On the situation of migrants and refugees in the Mediterranean, we in Europe “must be fiercely ashamed that we have not done anything to help”, Cardinal Jean-Claude Hollerich has denounced.
Driving the news
In comments reported December 26 by RTL, Hollerich, the Archbishop of Luxembourg and the President of COMECE, the Commission of the Bishops’ Conferences of the European Union, denounced the situation in Lesbos, which the cardinal deplored has dramatically worsened since he personally visited the island in May at the request of Pope Francis.
“There are definitely children there that will vanish and be forced into child prostitution”, the cardinal alerted in a sermon in Luxembourg City Cathedral.
“There are children there who will be taught to steal. Others, who will be raped and assaulted.
“This is gruesome. This is not happening far from Luxembourg, in a place where we cannot help.
“This is happening in Greece – in Europe and in the European Union. We must be fiercely ashamed that we have not done anything to help”, Hollerich criticised.
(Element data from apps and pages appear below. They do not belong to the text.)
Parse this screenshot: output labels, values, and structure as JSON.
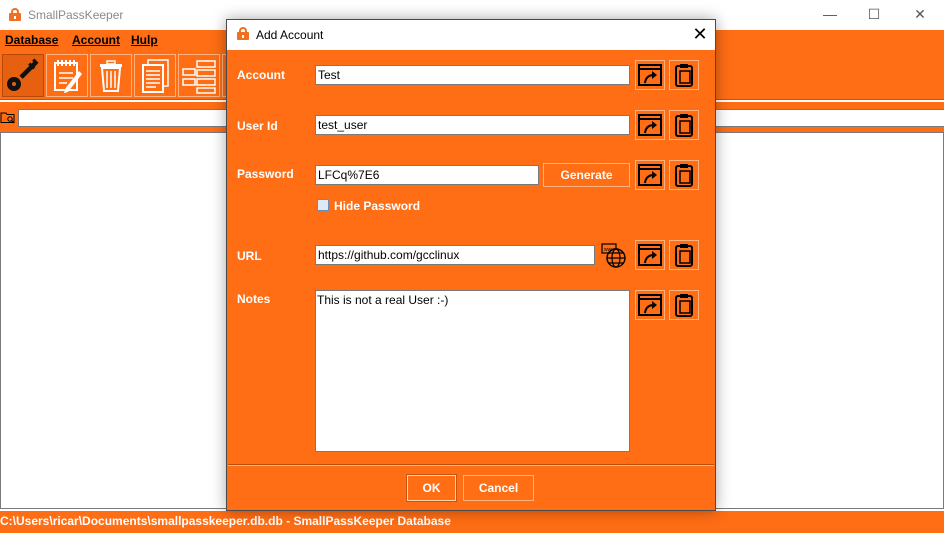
{
  "main_window": {
    "title": "SmallPassKeeper",
    "controls": {
      "minimize": "—",
      "maximize": "☐",
      "close": "✕"
    },
    "menu": [
      "Database",
      "Account",
      "Hulp"
    ],
    "toolbar_icons": [
      "key-icon",
      "edit-note-icon",
      "trash-icon",
      "document-icon",
      "database-rows-icon"
    ],
    "search_value": "",
    "status": "C:\\Users\\ricar\\Documents\\smallpasskeeper.db.db - SmallPassKeeper Database"
  },
  "dialog": {
    "title": "Add Account",
    "close": "✕",
    "account_label": "Account",
    "account_value": "Test",
    "userid_label": "User Id",
    "userid_value": "test_user",
    "password_label": "Password",
    "password_value": "LFCq%7E6",
    "generate_label": "Generate",
    "hide_password_label": "Hide Password",
    "hide_password_checked": false,
    "url_label": "URL",
    "url_value": "https://github.com/gcclinux",
    "notes_label": "Notes",
    "notes_value": "This is not a real User :-)",
    "ok_label": "OK",
    "cancel_label": "Cancel"
  },
  "colors": {
    "accent": "#ff6d14",
    "text_on_accent": "#ffffff"
  }
}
The cardinal echoed in his homily Pope Francis’ condemnations in his Urbi et Orbi message Christmas Day of the “hostilities” that have “rent” Syria over the last decade, of the “crisis” in Lebanon, of the “social tensions” in Iraq, of the “grave humanitarian crisis” in Yemen, of the “social and political upheaval” in Latin America, and of the “continuing conflicts” in the Congo and in other places around the world.
But Hollerich cited in particular Francis’ special plea for those migrants “forced to emigrate in the hope of a secure life”.
“It is injustice that makes them cross deserts and seas that become cemeteries… injustice that forces them to endure unspeakable forms of abuse, enslavement of every kind and torture in inhumane detention camps… injustice that turns them away from places where they might have hope for a dignified life, but instead find themselves before walls of indifference”, the Pope decried.
Hollerich reiterated his plea, too, that governments address the tragedy of climate change, a key cause of mass migration due to its impact, first and foremost, on the less fortunate in third-world countries.
For the record
To conclude his homily, Hollerich insisted on the importance of hope over the Christmas period.
“We can live with hope, give our lives meaning”, the cardinal urged.
“This hope will allow us engage in helping others, to help other children and young people have happy lives on this world”.